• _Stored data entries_

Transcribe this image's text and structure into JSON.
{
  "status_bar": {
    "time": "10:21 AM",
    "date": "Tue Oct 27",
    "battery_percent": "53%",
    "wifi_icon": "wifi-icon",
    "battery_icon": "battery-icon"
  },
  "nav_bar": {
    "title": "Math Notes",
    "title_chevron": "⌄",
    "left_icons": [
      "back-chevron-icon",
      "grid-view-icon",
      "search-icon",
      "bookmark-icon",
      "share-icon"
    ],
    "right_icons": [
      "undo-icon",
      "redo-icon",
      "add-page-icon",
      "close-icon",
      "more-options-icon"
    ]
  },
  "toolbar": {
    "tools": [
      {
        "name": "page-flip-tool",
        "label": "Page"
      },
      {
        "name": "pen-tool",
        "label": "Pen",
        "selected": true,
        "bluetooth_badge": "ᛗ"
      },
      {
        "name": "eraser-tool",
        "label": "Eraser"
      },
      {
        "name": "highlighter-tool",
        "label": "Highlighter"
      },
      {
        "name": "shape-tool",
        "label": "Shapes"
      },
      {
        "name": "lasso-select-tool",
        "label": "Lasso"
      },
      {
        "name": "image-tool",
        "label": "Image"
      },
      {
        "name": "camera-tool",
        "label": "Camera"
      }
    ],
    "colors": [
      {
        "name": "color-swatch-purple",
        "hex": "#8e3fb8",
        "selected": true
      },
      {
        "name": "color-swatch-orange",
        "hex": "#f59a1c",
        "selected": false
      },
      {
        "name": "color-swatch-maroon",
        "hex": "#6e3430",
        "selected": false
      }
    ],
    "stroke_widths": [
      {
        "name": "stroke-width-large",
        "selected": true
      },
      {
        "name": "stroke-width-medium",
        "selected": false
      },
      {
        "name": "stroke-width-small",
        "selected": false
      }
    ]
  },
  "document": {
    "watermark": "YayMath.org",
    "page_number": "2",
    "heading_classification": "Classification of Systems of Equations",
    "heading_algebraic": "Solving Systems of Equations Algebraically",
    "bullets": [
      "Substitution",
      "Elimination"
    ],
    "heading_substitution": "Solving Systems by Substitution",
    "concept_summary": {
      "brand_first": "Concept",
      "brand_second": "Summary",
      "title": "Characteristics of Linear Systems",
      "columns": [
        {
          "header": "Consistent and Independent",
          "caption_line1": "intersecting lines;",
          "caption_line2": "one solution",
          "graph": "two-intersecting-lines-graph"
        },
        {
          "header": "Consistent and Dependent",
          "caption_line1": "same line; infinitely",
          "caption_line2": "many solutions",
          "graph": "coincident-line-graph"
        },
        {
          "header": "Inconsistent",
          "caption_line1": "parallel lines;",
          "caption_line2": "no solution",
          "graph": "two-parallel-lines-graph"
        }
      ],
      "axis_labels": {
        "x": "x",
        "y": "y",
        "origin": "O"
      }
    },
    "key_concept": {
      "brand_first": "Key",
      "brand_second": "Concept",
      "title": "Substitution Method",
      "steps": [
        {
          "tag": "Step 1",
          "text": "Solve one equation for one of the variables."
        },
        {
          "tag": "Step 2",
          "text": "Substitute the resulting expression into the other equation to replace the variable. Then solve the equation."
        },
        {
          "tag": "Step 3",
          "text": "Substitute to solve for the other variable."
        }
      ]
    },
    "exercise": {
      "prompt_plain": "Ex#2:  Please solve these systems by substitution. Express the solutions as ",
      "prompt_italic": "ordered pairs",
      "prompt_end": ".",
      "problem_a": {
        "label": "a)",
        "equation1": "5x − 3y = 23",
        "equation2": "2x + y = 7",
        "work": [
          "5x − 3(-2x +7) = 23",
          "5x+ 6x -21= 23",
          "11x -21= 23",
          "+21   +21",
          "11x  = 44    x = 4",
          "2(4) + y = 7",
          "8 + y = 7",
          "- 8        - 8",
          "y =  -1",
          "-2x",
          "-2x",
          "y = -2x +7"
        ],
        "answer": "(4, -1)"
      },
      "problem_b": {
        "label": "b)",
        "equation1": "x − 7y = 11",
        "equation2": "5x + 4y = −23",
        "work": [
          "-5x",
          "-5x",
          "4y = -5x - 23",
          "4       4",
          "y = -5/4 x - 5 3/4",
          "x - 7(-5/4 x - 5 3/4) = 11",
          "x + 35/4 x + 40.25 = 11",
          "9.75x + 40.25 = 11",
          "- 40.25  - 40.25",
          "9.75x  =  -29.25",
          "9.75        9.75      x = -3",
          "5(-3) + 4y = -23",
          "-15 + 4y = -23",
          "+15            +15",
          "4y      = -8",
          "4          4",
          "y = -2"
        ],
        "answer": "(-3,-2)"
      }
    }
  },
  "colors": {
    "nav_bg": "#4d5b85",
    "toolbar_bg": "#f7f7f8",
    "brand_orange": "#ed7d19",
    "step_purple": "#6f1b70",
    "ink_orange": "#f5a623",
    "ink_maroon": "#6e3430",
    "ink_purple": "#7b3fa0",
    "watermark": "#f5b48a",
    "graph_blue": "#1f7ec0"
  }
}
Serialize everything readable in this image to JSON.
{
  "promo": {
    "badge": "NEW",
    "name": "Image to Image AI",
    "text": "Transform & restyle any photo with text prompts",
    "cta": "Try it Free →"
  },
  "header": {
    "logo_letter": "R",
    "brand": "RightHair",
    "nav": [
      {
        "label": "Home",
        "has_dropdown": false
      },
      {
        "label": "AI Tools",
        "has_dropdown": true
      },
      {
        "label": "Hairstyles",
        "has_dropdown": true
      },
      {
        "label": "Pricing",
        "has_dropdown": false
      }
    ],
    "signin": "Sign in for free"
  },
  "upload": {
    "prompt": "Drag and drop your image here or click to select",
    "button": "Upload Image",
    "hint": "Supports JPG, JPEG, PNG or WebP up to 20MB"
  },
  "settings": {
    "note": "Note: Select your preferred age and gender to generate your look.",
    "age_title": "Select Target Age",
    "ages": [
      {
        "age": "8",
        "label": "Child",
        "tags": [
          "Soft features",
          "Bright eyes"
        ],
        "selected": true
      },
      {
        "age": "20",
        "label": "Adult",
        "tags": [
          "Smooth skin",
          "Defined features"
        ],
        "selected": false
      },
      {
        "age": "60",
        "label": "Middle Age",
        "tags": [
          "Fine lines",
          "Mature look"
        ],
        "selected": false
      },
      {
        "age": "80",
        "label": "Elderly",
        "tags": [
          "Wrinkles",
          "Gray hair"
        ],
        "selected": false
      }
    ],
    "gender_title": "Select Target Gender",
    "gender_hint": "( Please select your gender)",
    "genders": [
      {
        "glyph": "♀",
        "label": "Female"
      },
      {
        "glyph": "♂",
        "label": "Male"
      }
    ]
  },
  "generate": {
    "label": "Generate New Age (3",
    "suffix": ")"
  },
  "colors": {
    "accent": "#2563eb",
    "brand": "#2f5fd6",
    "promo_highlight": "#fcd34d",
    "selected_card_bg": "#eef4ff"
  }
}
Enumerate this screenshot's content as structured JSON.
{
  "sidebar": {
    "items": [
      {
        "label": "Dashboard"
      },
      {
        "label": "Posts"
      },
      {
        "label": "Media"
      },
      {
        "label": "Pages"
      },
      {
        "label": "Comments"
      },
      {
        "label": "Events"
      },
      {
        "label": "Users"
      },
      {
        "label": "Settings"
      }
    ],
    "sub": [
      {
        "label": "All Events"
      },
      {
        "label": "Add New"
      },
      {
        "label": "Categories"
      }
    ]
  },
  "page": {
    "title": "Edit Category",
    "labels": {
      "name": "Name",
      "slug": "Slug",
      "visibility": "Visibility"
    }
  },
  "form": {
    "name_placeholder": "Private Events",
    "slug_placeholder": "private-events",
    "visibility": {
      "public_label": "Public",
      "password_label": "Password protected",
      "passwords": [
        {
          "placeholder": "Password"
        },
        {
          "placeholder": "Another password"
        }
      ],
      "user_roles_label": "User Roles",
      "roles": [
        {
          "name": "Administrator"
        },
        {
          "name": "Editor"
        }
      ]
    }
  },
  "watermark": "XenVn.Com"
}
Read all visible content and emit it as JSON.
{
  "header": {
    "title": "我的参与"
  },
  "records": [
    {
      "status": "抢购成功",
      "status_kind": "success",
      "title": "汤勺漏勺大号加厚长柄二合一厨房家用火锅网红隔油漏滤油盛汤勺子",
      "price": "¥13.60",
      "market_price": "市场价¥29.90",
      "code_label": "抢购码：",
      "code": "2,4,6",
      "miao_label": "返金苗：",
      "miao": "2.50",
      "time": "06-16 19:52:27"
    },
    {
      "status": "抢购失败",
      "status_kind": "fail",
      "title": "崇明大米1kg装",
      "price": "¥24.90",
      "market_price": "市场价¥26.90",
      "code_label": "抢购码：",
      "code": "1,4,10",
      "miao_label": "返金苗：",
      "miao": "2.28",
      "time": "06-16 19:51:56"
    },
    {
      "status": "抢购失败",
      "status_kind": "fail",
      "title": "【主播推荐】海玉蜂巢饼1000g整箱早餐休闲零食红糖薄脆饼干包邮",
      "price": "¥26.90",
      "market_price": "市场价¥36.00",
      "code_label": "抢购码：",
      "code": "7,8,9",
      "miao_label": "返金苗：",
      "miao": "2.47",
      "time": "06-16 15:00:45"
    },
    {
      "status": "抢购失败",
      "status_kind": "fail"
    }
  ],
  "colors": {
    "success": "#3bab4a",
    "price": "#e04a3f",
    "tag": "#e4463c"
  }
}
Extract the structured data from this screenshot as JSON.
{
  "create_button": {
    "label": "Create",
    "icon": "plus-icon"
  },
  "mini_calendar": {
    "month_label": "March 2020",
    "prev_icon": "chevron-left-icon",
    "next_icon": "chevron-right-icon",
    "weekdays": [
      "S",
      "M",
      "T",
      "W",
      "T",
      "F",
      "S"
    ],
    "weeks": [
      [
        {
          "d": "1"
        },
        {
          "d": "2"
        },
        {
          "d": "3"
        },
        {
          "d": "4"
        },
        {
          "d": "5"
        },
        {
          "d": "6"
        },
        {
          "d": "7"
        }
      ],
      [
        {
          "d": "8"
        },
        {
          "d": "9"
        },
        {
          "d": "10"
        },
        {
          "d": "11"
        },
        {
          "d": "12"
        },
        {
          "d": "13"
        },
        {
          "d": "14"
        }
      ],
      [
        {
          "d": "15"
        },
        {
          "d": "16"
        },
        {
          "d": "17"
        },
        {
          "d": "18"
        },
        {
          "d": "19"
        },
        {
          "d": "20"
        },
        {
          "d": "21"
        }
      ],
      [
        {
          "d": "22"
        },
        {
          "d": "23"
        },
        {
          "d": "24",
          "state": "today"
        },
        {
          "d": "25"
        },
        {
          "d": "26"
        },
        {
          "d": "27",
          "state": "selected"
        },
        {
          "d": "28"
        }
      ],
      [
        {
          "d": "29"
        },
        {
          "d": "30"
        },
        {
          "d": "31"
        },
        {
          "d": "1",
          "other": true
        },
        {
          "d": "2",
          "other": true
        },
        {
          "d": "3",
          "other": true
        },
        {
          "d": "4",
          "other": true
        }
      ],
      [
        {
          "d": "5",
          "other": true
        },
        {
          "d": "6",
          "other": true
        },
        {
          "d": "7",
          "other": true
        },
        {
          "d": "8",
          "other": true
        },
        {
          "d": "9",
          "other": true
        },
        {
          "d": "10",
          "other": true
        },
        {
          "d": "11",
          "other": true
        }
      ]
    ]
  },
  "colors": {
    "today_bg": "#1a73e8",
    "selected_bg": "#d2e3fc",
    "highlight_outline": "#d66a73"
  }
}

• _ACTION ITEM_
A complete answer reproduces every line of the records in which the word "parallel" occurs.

• _OUTPUT BELOW_
          "caption_line1": "parallel lines;",
          "graph": "two-parallel-lines-graph"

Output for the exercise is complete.